Fleiden, E. B.Morrison, H. (Wilts, Salisbury)Wood, Sir S. Hill- (High Peak)
Forestier-Walker, Sir L.Newman, Sir R. H. S. D. L. (Exeter)Woodcock, Colonel H. C.
Foster, Sir Harry S.Penny, Frederick GeorgeWorthington-Evans, Rt. Hon. Sir L.
Fraser, Captain IanPeto, Sir Basil E. (Devon, Barnstaple)Young, Rt. Hon. Sir Hilton (Norwich)
Fremantle, Lieut.-Colonel Francis E.Peto, G. (Somerset, Frome)
Gates, PercyPower, Sir John CecilTELLERS FOR THE AYES.—
Gault, Lieut.-Col. Andrew HamiltonPownall, Sir AsshetonMajor Sir George Hennessy and
Gilmour, Lt.-Col. Rt. Hon. Sir JohnPrice, Major C. W. M.Captain Bowyer.
NOES.

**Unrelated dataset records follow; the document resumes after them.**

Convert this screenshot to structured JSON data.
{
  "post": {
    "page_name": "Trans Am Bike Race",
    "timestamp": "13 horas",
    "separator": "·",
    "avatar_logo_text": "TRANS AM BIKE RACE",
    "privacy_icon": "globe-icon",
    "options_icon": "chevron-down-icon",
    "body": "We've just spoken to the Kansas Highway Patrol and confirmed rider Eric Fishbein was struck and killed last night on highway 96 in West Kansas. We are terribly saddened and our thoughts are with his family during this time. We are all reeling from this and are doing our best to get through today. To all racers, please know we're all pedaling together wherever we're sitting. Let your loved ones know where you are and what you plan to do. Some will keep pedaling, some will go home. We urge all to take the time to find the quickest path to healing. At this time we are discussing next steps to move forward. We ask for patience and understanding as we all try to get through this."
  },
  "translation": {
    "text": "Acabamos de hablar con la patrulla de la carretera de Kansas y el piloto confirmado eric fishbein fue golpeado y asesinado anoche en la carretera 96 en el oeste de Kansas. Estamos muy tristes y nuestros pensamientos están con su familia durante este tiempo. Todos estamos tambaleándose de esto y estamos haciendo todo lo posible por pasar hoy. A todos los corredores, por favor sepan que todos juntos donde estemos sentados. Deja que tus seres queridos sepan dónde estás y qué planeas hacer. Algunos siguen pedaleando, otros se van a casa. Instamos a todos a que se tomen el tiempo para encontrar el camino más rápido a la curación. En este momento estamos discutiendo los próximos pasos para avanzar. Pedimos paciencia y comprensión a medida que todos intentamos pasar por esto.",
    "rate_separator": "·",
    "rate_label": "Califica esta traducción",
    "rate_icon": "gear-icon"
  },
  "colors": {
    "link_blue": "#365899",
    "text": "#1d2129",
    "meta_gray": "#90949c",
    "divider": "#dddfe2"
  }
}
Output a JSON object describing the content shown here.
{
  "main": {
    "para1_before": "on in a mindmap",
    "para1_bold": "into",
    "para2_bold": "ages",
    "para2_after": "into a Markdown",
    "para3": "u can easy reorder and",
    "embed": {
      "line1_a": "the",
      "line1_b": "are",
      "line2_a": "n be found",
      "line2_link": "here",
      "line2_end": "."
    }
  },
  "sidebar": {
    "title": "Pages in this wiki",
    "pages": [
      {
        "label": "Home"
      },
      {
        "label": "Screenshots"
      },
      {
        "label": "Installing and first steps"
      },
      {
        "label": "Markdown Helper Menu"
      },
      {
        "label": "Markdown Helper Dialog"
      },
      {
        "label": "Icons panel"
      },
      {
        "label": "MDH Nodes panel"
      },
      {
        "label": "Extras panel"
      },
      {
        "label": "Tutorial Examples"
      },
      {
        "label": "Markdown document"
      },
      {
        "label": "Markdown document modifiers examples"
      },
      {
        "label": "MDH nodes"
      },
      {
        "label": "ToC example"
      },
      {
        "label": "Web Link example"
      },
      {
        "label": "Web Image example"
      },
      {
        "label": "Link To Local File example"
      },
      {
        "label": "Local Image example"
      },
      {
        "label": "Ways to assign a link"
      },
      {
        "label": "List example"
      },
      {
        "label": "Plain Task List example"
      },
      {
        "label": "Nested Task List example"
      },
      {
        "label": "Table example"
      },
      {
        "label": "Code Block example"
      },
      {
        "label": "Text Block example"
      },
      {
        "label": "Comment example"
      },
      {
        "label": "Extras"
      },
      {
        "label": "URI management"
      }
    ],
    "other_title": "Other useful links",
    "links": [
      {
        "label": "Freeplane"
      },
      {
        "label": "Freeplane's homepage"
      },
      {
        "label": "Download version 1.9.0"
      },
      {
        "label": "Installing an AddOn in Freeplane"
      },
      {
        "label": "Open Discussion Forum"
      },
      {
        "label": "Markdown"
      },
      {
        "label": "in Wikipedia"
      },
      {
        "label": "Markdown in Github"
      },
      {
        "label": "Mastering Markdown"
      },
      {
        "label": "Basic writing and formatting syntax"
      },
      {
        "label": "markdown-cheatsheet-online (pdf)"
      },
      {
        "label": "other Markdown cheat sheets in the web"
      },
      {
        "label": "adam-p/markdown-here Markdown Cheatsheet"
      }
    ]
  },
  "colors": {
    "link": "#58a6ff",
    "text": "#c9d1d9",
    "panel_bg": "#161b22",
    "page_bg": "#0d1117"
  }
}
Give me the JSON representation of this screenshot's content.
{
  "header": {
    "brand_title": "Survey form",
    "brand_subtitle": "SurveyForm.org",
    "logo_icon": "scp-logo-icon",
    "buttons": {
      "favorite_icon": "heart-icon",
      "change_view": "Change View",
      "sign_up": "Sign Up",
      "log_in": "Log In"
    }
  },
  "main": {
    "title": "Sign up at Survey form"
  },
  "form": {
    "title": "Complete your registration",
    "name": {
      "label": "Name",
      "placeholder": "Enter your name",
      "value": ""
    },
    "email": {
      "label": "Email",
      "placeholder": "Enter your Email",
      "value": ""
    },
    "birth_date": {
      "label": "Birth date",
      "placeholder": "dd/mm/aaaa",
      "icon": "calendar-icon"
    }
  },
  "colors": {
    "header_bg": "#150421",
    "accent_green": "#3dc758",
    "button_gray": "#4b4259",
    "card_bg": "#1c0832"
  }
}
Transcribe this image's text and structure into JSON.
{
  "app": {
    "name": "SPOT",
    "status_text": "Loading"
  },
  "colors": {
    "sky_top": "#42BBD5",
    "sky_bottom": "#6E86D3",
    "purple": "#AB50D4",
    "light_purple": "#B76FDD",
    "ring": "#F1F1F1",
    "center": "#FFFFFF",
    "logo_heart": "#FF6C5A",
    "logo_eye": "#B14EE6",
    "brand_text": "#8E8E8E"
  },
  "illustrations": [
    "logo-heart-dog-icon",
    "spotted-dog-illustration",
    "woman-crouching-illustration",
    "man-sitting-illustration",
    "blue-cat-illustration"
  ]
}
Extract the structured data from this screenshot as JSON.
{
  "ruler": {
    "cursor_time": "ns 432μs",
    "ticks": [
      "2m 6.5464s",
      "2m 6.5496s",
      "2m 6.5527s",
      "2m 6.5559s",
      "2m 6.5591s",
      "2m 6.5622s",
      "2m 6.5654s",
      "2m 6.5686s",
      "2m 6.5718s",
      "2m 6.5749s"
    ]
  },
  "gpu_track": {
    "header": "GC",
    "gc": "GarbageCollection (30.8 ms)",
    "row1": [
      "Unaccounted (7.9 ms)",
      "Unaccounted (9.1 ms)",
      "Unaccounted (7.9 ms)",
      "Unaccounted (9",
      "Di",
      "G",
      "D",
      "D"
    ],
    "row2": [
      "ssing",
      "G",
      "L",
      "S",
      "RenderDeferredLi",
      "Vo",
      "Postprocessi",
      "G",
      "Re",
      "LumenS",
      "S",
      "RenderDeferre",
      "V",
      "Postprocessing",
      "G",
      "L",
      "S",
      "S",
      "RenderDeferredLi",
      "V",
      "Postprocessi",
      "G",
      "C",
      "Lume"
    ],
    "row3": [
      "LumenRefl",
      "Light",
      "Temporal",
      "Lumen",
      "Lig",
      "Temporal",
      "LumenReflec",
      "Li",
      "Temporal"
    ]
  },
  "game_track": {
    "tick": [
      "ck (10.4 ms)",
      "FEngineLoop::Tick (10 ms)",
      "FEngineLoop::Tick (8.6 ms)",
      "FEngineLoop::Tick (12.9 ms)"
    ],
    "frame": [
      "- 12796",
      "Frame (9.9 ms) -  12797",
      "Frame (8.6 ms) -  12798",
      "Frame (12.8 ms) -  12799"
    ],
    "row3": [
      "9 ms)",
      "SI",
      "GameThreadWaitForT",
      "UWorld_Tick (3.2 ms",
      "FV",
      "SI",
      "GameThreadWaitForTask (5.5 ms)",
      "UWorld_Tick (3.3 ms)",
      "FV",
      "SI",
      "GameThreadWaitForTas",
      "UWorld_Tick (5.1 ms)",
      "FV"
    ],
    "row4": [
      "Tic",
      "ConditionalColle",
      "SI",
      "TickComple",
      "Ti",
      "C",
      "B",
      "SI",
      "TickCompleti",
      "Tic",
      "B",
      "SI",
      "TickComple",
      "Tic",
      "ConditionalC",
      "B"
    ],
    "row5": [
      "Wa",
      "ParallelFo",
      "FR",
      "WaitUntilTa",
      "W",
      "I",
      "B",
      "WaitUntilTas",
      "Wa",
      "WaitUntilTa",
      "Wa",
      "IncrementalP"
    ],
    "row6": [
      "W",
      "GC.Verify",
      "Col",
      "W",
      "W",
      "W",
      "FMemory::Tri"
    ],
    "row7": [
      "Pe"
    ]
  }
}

Amnion, Charles GeorgeJones, Morgan (Caerphilly)Shaw, Rt. Hon. Thomas (Preston)
Baker, J. (Wolverhampton, Bilston)Jones, T. I. Mardy (Pontypridd)Shepherd, Arthur Lewis
Batey, JosephKelly, W. T.Shinwell, E.
Bellamy, A.Lawrence, SusanShort, Alfred (Wednesbury)
Bondfield, MargaretLawson, John JamesSitch, Charles H.
Bowerman, Rt. Hon. Charles W.Lee, F.Smith, Rennle (Penistone)
Broad, F. A.Lindley, F. W.Stamford, T. W.
Bromley, J.Lowth, T.Stephen, Campbell
Buxton, Rt. Hon. NoelMackinder, W.Sutton, J. E.
Charleton, H. C.MacLaren, AndrewThorne, W. (West Ham, Plaistow)
Dennison, R.Malone, C. L'Estrange (N'thampton)Thurtle, Ernest
Duncan, C.Montague, FrederickTinker, John Joseph
Dunnico, H.Morrison, R. C. (Tottenham, N.)Viant, S. P.
Gardner, J. P.Palln, John HenryWellock, Wilfred
Graham, Rt. Hon. Wm. (Edin., Cent.)Parkinson, John Allen (Wigan)Wilson, C. H. (Sheffield, Attercliffe)
Greenwood, A. (Nelson and Colne)Pethick-Lawrence, F. W.Windsor, Walter
Grenfell, D. R. (Glamorgan)Ponsonby, ArthurYoung, Robert (Lancaster, Newton)
Groves, T.Potts, John S.
Hayday, ArthurPurcell, A. A.TELLERS FOR THE NOES.—
Hirst, G. H.Roberts, Rt. Hon. P. O. (W. Bromwich)Mr. A. Barnes and Mr. Hayes.